The ECB, initially viewed by the euro’s founders as an offshoot of Germany’s proudly independent Bundesbank, also is fueling tension over how far it’s willing to help governments battle a debt crisis that has just taken Cyprus as its latest victim.
Having already bought government bonds to soothe markets, made unlimited long-term loans to banks and diluted the quality of acceptable collateral, President Mario Draghi last year crafted the Outright Monetary Transactions program, which allows the ECB to buy the bonds of nations that agree to austerity and to revamp their economies. He says doing so would help unblock bottlenecks that prevent the central bank’s easy-money stance from filtering equally through the 17-nation region.
As yet untapped, it has been opposed by Bundesbank President Jens Weidmann on the grounds that it’s tantamount to printing money to finance governments, which the ECB’s founding treaty prohibits. Underscoring German disdain, former ECB board member Juergen Stark, who quit in 2011 in protest at the first round of bond buying, dubs the strategy “Out of Mandate Transactions.”

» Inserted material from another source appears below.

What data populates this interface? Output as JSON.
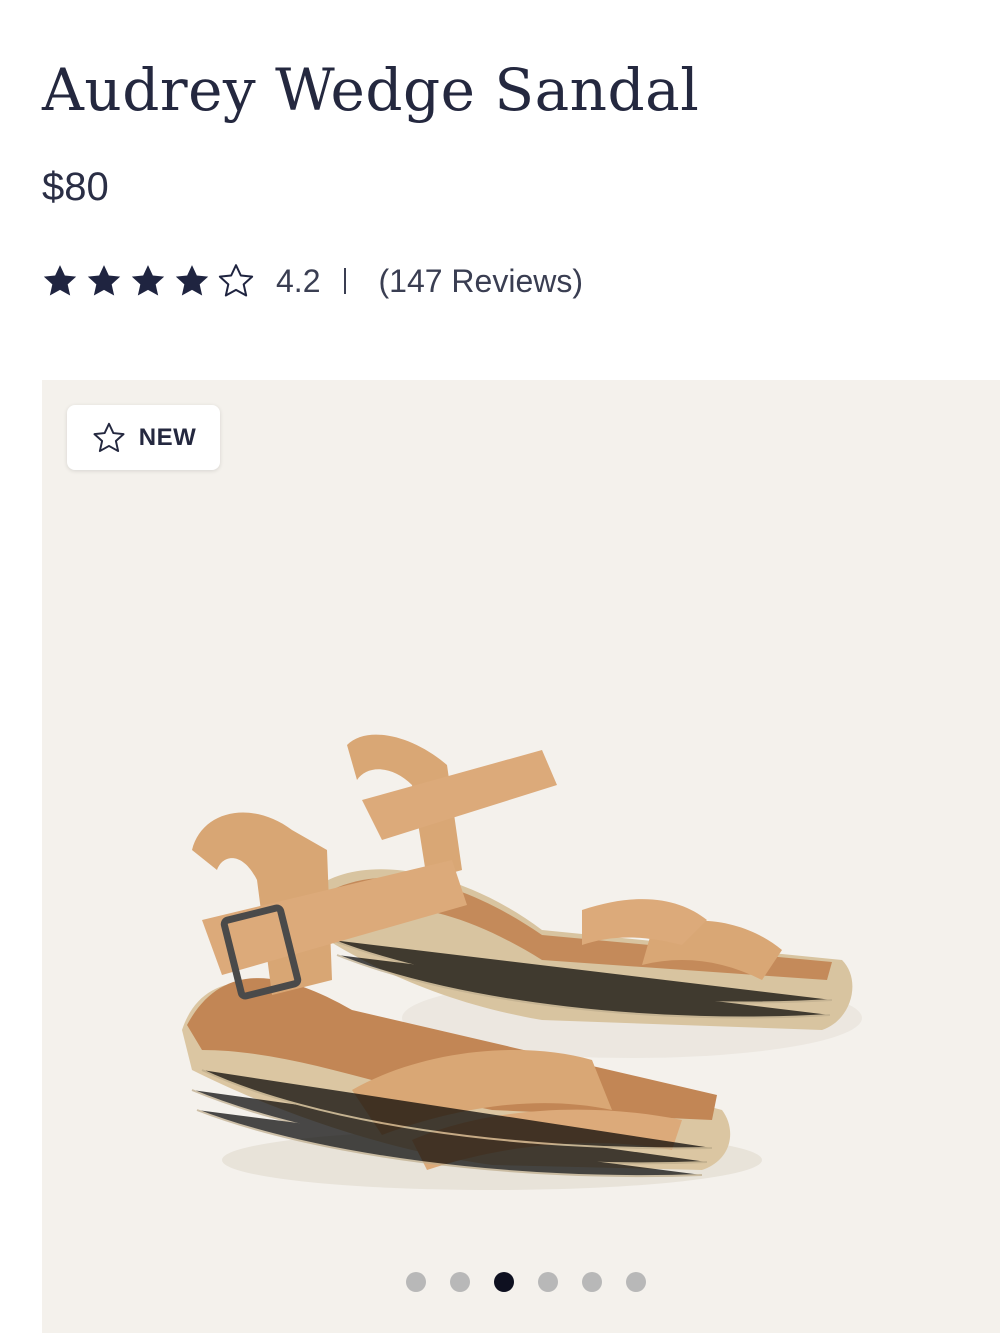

“The ECB has made an amazing power grab on fiscal policy,” said Tim Duy, an economist at the University of Oregon in Eugene who writes a blog on monetary policy. “To what extent does this political intrusion prevent them from doing their job in the future?”
The independence dilemma may be greater for the ECB than its counterparts because “there is more incentive for an individual country to push risk on to the central bank, since that way it spreads the risk away from the country itself to the euro area as a whole,” said Huw Pill, chief European economist at Goldman Sachs Group Inc. and a former ECB official.
Some politicians already want more. Spanish Prime Minister Mariano Rajoy last week called on the ECB to match the quantitative easing of the U.S. and Japan. French President Francois Hollande has leaned on the ECB to do more to weaken the euro.
The government and central bank of Cyprus also are at odds over whether to sell the nation’s gold. Bundesbank board member Andreas Dombret warned in today’s Handelsblatt newspaper against politicizing central banks by handing them sole responsibility in areas requiring democratic legitimacy such as financial market supervision.
The fiscal and monetary authorities of the U.K. also may be blurring lines amid the risk of a third recession since 2008. The central bank already has tolerated inflation above its 2 percent target every month since November 2009 and has 375 billion-pound quantitative-easing program.
The ties may nevertheless be getting stronger as the economy stays weak. Calling “monetary activism” a necessary part of the government’s economic strategy, Chancellor of the Exchequer George Osborne last month made the bank’s mission statement more flexible and told it to explore Fed-style policy guidance to enhance stimulus after Mark Carney becomes governor in July.
The Fed in December tied changes in its benchmark lending rate directly to economic indicators for employment and inflation for the first time.
Osborne also said government and central-bank officials are “actively considering” extending the Funding for Lending Scheme they united to start last year. The goal is to boost the provision of credit by lowering funding costs for financial companies.
“There does seem to be an element of politicization” in the programs, said Robert Wood, chief U.K. economist at Berenberg Bank in London and a former Bank of England official. “But for the moment it’s not pushing policy where it shouldn’t be because the economy does need stimulus.”
The upshot is that the world economy is in a period when central banks are willing to restrain the cost of servicing government and household debt for fear of derailing economies if they don’t, said Joachim Fels, co-global head of economics at Morgan Stanley in London.
“Central bank independence is history,” he said.